--- START ---

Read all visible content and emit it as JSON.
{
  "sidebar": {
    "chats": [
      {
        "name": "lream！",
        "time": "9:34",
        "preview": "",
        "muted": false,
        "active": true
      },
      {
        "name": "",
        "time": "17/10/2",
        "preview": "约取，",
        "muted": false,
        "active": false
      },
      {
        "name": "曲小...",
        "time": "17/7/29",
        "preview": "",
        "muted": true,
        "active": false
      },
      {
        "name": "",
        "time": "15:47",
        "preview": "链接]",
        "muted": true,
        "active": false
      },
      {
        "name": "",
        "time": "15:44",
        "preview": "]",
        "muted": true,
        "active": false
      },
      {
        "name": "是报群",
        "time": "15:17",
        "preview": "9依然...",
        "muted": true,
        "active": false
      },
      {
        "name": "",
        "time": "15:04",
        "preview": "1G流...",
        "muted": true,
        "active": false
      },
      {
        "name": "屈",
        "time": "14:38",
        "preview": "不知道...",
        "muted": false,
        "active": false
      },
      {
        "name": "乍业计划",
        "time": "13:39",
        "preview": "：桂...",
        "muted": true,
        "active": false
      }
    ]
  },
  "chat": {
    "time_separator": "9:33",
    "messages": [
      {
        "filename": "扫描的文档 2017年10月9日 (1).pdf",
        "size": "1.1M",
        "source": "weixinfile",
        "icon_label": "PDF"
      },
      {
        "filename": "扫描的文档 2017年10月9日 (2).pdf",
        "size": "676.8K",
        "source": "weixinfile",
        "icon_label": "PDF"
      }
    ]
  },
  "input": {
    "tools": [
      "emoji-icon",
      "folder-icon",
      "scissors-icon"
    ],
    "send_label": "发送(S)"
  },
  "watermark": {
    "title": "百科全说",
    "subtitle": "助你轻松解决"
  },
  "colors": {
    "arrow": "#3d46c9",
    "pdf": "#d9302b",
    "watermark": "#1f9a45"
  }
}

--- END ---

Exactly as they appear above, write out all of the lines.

Read all visible content and emit it as JSON.
{
  "sidebar": {
    "chats": [
      {
        "name": "lream！",
        "time": "9:34",
        "preview": "",
        "muted": false,
        "active": true
      },
      {
        "name": "",
        "time": "17/10/2",
        "preview": "约取，",
        "muted": false,
        "active": false
      },
      {
        "name": "曲小...",
        "time": "17/7/29",
        "preview": "",
        "muted": true,
        "active": false
      },
      {
        "name": "",
        "time": "15:47",
        "preview": "链接]",
        "muted": true,
        "active": false
      },
      {
        "name": "",
        "time": "15:44",
        "preview": "]",
        "muted": true,
        "active": false
      },
      {
        "name": "是报群",
        "time": "15:17",
        "preview": "9依然...",
        "muted": true,
        "active": false
      },
      {
        "name": "",
        "time": "15:04",
        "preview": "1G流...",
        "muted": true,
        "active": false
      },
      {
        "name": "屈",
        "time": "14:38",
        "preview": "不知道...",
        "muted": false,
        "active": false
      },
      {
        "name": "乍业计划",
        "time": "13:39",
        "preview": "：桂...",
        "muted": true,
        "active": false
      }
    ]
  },
  "chat": {
    "time_separator": "9:33",
    "messages": [
      {
        "filename": "扫描的文档 2017年10月9日 (1).pdf",
        "size": "1.1M",
        "source": "weixinfile",
        "icon_label": "PDF"
      },
      {
        "filename": "扫描的文档 2017年10月9日 (2).pdf",
        "size": "676.8K",
        "source": "weixinfile",
        "icon_label": "PDF"
      }
    ]
  },
  "input": {
    "tools": [
      "emoji-icon",
      "folder-icon",
      "scissors-icon"
    ],
    "send_label": "发送(S)"
  },
  "watermark": {
    "title": "百科全说",
    "subtitle": "助你轻松解决"
  },
  "colors": {
    "arrow": "#3d46c9",
    "pdf": "#d9302b",
    "watermark": "#1f9a45"
  }
}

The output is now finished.